# Data records
============
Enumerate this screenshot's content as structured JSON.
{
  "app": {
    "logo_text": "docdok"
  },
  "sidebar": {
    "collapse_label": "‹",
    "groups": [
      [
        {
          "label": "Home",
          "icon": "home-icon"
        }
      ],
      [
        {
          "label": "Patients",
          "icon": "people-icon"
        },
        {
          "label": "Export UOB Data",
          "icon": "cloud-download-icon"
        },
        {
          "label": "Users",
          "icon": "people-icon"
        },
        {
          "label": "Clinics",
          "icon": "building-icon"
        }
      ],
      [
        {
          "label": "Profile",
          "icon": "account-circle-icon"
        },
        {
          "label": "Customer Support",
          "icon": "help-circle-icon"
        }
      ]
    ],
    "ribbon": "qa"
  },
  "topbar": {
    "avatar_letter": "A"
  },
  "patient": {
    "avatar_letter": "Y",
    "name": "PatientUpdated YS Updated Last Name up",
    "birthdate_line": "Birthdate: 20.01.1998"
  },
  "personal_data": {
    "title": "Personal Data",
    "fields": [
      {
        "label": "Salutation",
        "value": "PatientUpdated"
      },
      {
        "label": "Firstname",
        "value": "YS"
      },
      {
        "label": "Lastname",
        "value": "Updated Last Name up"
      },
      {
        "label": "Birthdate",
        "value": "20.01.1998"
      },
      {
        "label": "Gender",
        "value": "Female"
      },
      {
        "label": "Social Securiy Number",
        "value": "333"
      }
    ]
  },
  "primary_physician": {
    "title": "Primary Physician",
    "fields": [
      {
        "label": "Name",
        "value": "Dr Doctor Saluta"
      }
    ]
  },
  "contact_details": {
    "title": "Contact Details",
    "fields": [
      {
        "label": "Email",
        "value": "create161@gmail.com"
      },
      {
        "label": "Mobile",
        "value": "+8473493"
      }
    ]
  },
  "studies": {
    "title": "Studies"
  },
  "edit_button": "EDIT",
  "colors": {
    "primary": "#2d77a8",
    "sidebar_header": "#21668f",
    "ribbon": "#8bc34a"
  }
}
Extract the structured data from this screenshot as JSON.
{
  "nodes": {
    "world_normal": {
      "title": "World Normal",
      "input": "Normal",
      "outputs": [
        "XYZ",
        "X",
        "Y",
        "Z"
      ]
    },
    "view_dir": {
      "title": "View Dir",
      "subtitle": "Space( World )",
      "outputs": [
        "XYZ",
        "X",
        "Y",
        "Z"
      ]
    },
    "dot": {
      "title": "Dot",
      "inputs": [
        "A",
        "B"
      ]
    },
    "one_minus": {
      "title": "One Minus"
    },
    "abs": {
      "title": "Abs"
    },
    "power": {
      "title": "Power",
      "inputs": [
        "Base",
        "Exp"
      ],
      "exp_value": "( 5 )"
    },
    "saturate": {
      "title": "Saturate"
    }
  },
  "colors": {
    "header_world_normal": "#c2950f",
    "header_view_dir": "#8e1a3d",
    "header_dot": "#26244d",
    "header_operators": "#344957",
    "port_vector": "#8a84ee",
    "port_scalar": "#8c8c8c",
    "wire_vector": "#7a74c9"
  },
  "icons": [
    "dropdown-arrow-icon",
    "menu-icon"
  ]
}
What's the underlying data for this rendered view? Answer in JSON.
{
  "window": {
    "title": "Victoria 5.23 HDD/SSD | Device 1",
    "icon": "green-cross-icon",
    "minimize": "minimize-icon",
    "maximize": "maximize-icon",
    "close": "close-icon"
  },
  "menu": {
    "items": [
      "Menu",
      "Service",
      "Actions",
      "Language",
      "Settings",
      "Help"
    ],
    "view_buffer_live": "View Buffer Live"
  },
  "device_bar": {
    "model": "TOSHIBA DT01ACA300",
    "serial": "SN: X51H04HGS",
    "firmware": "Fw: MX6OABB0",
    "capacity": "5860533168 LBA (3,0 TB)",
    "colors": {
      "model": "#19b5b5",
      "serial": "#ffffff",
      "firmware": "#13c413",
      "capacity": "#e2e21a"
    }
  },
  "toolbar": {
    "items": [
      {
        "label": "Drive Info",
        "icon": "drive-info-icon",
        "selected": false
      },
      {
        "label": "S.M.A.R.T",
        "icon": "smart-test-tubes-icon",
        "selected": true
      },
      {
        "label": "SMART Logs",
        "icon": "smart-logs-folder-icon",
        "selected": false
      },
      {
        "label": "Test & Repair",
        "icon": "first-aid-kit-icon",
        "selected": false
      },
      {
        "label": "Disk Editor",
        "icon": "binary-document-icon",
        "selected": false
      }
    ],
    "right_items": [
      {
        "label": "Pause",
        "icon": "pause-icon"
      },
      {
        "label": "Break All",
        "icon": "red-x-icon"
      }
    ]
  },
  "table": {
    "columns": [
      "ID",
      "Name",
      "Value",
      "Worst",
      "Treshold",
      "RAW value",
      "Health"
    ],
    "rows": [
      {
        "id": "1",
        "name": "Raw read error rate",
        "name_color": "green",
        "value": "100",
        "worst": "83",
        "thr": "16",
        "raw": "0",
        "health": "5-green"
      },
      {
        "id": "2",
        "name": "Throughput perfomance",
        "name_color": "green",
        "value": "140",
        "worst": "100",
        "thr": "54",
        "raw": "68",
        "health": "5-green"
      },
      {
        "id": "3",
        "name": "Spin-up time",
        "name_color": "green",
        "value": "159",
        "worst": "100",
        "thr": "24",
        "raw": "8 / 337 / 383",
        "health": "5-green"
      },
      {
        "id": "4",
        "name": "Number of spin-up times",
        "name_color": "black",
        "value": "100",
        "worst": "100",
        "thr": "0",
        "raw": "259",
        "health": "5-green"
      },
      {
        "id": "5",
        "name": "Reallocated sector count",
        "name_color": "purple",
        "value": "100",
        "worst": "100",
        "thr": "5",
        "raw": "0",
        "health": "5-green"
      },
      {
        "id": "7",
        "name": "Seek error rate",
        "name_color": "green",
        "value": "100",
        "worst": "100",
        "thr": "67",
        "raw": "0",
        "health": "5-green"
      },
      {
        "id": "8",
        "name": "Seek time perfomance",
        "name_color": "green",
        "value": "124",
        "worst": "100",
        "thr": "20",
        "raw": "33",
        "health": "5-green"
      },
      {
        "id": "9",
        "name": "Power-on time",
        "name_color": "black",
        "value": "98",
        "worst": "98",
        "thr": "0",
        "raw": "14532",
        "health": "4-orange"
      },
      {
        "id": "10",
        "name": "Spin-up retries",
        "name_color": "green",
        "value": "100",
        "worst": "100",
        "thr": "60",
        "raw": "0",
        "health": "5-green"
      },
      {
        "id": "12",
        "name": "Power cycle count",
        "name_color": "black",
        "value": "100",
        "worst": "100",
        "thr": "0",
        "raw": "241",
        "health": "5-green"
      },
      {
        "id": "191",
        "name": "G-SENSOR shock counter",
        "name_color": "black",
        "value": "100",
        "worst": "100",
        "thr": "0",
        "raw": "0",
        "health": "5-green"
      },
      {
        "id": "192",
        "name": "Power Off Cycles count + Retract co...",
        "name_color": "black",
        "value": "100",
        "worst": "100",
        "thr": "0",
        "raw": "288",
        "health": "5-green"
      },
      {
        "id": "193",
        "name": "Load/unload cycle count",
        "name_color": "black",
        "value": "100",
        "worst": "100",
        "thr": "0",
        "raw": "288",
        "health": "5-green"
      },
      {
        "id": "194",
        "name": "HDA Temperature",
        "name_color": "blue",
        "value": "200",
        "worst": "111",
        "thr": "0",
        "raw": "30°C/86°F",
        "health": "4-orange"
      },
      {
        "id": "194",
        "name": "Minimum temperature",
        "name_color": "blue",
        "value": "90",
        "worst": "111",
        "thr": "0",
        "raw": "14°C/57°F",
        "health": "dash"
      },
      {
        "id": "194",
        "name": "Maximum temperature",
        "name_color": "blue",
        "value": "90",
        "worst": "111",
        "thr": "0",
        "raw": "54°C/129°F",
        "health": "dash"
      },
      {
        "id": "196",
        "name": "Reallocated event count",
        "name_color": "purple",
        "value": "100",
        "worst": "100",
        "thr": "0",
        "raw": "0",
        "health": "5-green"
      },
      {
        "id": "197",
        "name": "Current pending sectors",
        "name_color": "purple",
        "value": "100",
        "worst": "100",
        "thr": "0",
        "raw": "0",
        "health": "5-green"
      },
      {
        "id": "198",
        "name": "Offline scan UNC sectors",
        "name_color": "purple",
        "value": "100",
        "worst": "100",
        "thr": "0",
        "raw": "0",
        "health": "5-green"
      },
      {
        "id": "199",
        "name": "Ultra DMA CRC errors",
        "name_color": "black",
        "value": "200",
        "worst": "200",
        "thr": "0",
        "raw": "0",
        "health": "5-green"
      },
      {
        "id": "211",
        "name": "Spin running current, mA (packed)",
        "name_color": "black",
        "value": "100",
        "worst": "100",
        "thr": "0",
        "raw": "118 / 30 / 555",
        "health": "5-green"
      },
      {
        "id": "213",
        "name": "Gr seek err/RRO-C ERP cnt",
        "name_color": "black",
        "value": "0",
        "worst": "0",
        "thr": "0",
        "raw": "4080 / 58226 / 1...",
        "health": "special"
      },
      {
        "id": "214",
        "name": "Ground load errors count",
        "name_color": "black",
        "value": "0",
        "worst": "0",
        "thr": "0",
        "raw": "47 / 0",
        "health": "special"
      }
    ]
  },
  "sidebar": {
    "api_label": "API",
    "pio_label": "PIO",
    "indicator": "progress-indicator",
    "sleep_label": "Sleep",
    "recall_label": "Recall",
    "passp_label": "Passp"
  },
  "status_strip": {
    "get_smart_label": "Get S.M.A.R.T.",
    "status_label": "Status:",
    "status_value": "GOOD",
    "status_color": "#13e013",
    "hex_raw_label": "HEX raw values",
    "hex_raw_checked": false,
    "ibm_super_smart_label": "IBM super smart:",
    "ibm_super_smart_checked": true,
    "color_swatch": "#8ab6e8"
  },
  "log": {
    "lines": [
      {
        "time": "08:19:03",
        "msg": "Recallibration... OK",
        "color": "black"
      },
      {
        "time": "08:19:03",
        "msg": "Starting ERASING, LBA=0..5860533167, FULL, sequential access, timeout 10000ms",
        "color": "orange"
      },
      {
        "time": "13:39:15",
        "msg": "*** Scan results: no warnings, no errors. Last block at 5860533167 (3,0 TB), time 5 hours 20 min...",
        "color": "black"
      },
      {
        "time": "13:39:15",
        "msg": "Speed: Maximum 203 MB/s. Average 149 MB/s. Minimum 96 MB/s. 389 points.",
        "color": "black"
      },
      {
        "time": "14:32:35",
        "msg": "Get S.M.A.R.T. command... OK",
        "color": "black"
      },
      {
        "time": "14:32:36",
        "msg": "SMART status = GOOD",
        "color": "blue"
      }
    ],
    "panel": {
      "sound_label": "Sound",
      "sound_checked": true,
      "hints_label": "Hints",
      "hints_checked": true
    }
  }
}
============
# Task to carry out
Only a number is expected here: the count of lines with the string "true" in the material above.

# Result
4